**WORK ITEM**
In the records below, how many lines hold the word "screenshot"? Give only the number.

**INFORMATION**
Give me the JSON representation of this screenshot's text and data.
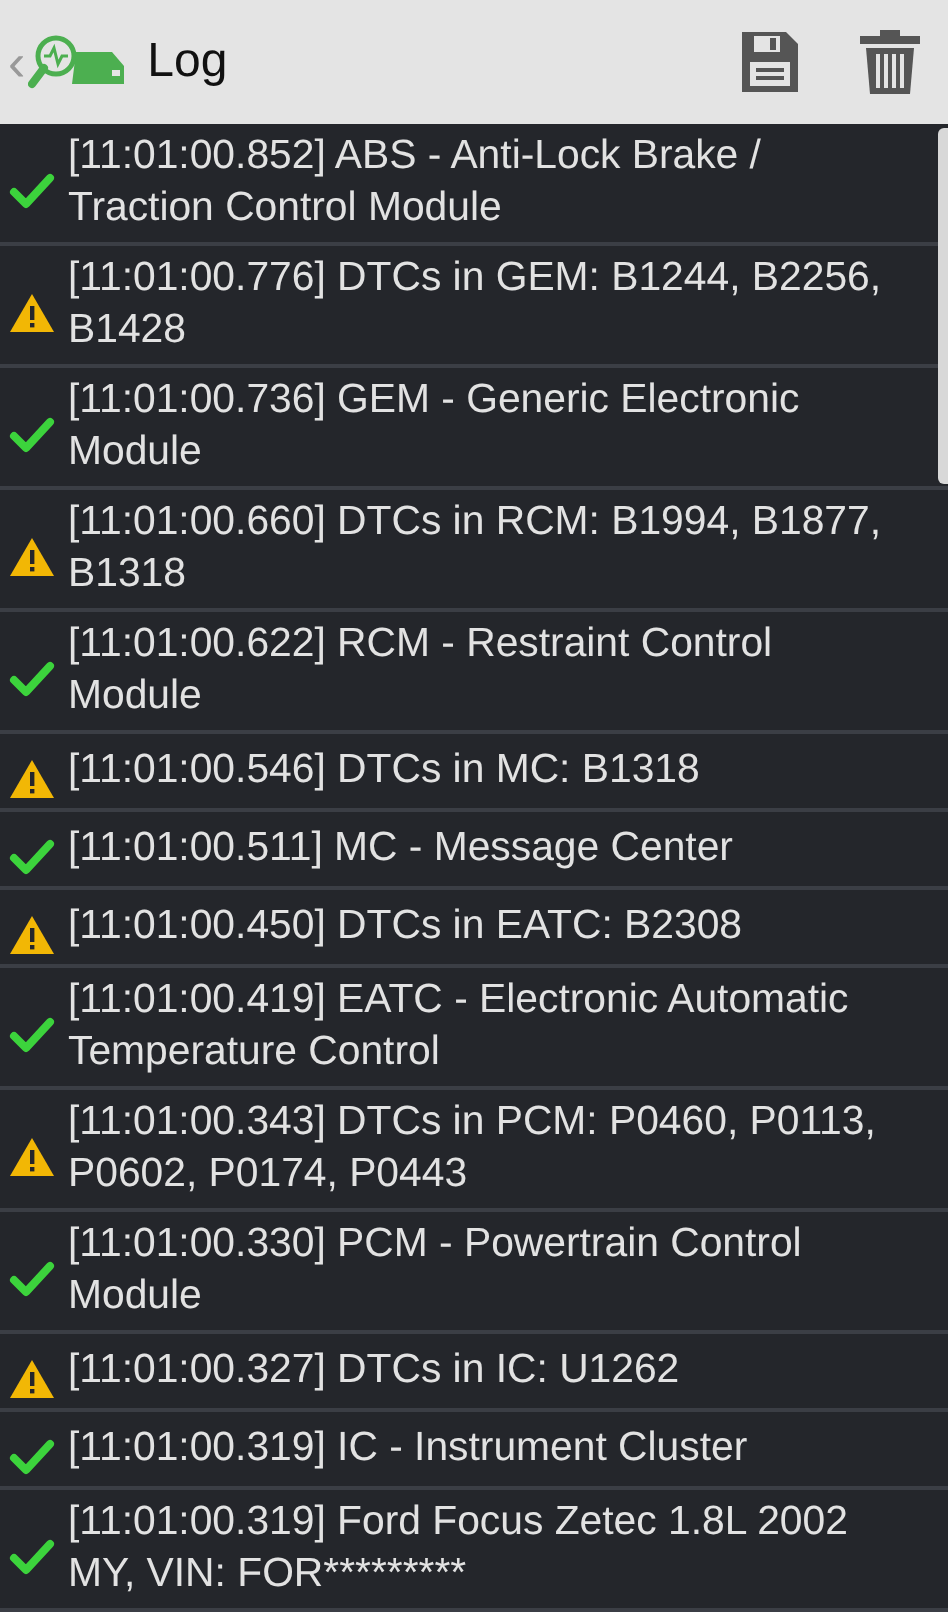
{
  "header": {
    "back": "‹",
    "title": "Log"
  },
  "entries": [
    {
      "kind": "ok",
      "text": "[11:01:00.852] ABS - Anti-Lock Brake / Traction Control Module"
    },
    {
      "kind": "warning",
      "text": "[11:01:00.776] DTCs in GEM: B1244, B2256, B1428"
    },
    {
      "kind": "ok",
      "text": "[11:01:00.736] GEM - Generic Electronic Module"
    },
    {
      "kind": "warning",
      "text": "[11:01:00.660] DTCs in RCM: B1994, B1877, B1318"
    },
    {
      "kind": "ok",
      "text": "[11:01:00.622] RCM - Restraint Control Module"
    },
    {
      "kind": "warning",
      "text": "[11:01:00.546] DTCs in MC: B1318"
    },
    {
      "kind": "ok",
      "text": "[11:01:00.511] MC - Message Center"
    },
    {
      "kind": "warning",
      "text": "[11:01:00.450] DTCs in EATC: B2308"
    },
    {
      "kind": "ok",
      "text": "[11:01:00.419] EATC - Electronic Automatic Temperature Control"
    },
    {
      "kind": "warning",
      "text": "[11:01:00.343] DTCs in PCM: P0460, P0113, P0602, P0174, P0443"
    },
    {
      "kind": "ok",
      "text": "[11:01:00.330] PCM - Powertrain Control Module"
    },
    {
      "kind": "warning",
      "text": "[11:01:00.327] DTCs in IC: U1262"
    },
    {
      "kind": "ok",
      "text": "[11:01:00.319] IC - Instrument Cluster"
    },
    {
      "kind": "ok",
      "text": "[11:01:00.319] Ford Focus Zetec 1.8L 2002 MY, VIN: FOR*********"
    }
  ]
}
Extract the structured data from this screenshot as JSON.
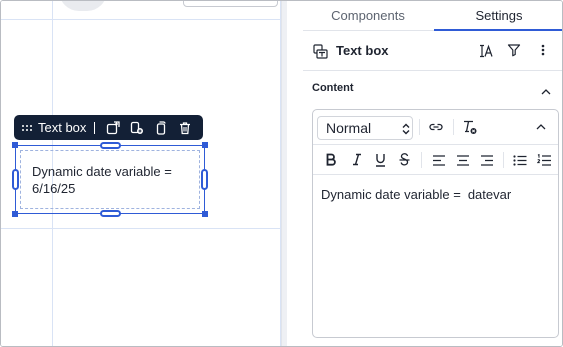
{
  "canvas": {
    "toolbar_label": "Text box",
    "textbox_text": "Dynamic date variable = 6/16/25"
  },
  "panel": {
    "tabs": [
      {
        "label": "Components",
        "active": false
      },
      {
        "label": "Settings",
        "active": true
      }
    ],
    "header_title": "Text box",
    "section_title": "Content",
    "editor": {
      "paragraph_style": "Normal",
      "body_text": "Dynamic date variable =",
      "variable_chip": "datevar"
    }
  },
  "colors": {
    "accent": "#2f5bd6",
    "toolbar_bg": "#132036"
  }
}
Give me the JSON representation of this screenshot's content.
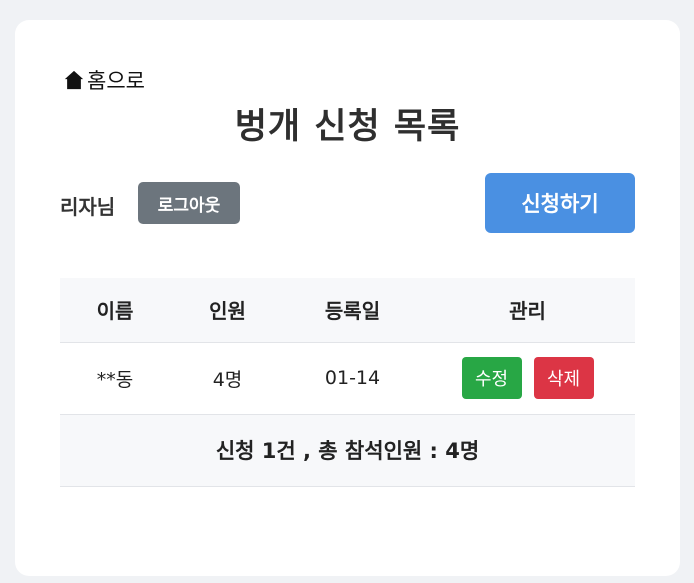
{
  "nav": {
    "home_label": "홈으로",
    "home_icon": "house-icon"
  },
  "page": {
    "title": "벙개 신청 목록"
  },
  "user": {
    "name": "리자님",
    "logout_label": "로그아웃"
  },
  "actions": {
    "apply_label": "신청하기"
  },
  "table": {
    "headers": [
      "이름",
      "인원",
      "등록일",
      "관리"
    ],
    "rows": [
      {
        "name": "**동",
        "count": "4명",
        "date": "01-14",
        "edit_label": "수정",
        "delete_label": "삭제"
      }
    ],
    "summary": "신청 1건 , 총 참석인원 : 4명"
  },
  "colors": {
    "apply": "#4a90e2",
    "logout": "#6c757d",
    "edit": "#28a745",
    "delete": "#dc3545"
  }
}
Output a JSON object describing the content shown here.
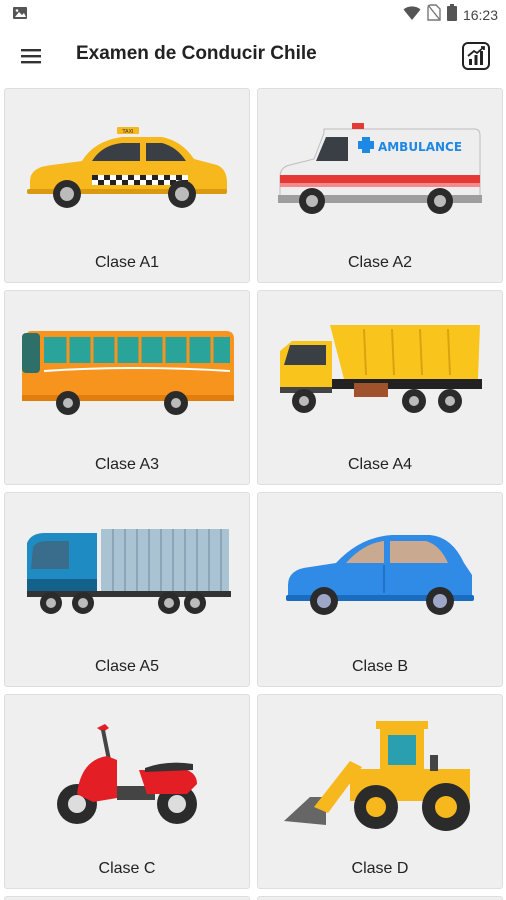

**EXERCISE OUTPUT**
3